We can understand a bit more about the nature of 4D rotations by considering their axes and their poles.
In 2D any rotation leaves a single point (which is zero dimensional) unchanged.
In 3D a rotation leaves a single line(1D) unchanged.
When this axis of rotation passes through a sphere it intersects it at a pair of (0-dimensional)points – sometimes called the poles of the rotation. This can be seen in 2D as the fixed points of a Mobius transformation.
Now in 4D the axis of rotation isnt a line, but a plane(2D). Just as the 1D axis of a 3D rotation intersects a 2-Sphere at the 2 poles, the 2D axis of a 4D rotation must intersect the 3-Sphere at its poles. But what are the poles of the 3-sphere like ? Well instead of being 0D points they are 1-Dimensional lines. In fact they are linked circles. In these animations you can see that the objects are swirling through and around one of these circles much like the way smoke flows in a smoke ring. The opposite pole is actually a straight line through the centre of this circle. Rotation about this pole is visible in the way the objects turn as they swirl.
It is also possible choose the axes of rotation so that the poles both project to circles.
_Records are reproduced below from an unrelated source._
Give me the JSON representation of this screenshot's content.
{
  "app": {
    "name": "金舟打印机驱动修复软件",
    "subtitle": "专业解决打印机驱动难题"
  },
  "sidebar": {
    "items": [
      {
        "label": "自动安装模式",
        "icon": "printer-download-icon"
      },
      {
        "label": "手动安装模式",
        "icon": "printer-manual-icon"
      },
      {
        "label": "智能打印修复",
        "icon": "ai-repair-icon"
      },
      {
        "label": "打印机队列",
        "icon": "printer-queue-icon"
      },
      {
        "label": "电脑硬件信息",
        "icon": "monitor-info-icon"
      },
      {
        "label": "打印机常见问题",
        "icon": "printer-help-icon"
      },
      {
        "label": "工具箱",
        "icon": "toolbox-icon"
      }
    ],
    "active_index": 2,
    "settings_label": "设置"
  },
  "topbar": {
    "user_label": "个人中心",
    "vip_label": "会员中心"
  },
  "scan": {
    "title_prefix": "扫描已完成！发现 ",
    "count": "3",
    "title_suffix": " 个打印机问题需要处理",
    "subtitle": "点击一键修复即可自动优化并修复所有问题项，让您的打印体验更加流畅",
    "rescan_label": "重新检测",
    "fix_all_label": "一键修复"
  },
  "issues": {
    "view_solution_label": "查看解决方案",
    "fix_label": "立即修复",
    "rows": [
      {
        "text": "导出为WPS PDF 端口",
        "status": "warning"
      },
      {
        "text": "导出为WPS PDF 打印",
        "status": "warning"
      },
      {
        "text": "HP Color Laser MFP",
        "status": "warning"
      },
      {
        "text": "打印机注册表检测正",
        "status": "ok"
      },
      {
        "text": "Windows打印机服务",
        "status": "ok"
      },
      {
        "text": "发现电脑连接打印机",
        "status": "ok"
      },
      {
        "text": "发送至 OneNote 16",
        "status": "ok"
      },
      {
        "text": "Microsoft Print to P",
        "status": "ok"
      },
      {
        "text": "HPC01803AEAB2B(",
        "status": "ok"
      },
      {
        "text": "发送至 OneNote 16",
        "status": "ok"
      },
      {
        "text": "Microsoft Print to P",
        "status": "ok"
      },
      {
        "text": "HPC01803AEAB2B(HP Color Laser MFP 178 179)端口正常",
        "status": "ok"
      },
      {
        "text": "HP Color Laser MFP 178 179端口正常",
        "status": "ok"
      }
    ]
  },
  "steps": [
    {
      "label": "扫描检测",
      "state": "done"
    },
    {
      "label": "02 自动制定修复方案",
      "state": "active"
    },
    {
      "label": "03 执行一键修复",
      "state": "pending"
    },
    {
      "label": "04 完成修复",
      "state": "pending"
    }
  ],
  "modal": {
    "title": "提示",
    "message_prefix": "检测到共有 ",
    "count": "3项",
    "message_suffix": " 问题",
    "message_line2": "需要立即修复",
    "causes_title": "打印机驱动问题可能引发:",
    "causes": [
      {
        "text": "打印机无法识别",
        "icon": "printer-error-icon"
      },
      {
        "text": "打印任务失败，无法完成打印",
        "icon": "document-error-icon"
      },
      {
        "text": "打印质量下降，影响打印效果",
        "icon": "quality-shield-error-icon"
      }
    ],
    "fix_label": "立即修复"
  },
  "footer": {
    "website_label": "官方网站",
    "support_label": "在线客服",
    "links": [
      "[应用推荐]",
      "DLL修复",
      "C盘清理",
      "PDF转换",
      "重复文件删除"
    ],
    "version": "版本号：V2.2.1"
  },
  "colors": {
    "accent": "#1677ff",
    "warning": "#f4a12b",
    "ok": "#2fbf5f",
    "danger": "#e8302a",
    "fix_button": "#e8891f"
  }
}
By changing some of the constants in the code it is possible to make objects rotate about one pole by a different amount than it rotates about the other pole. For example, to make the non-orientable surfaces shown earlier, I set one rotation to half that of the other, so that when the line goes 360° about one pole, it has only gone 180° about the other, hence a path on the surface swaps sides as it goes around.
Now if the rotation about each pole is by an equal amount you have something called an isoclinic rotation, and this is where things start to get truly mind-bending…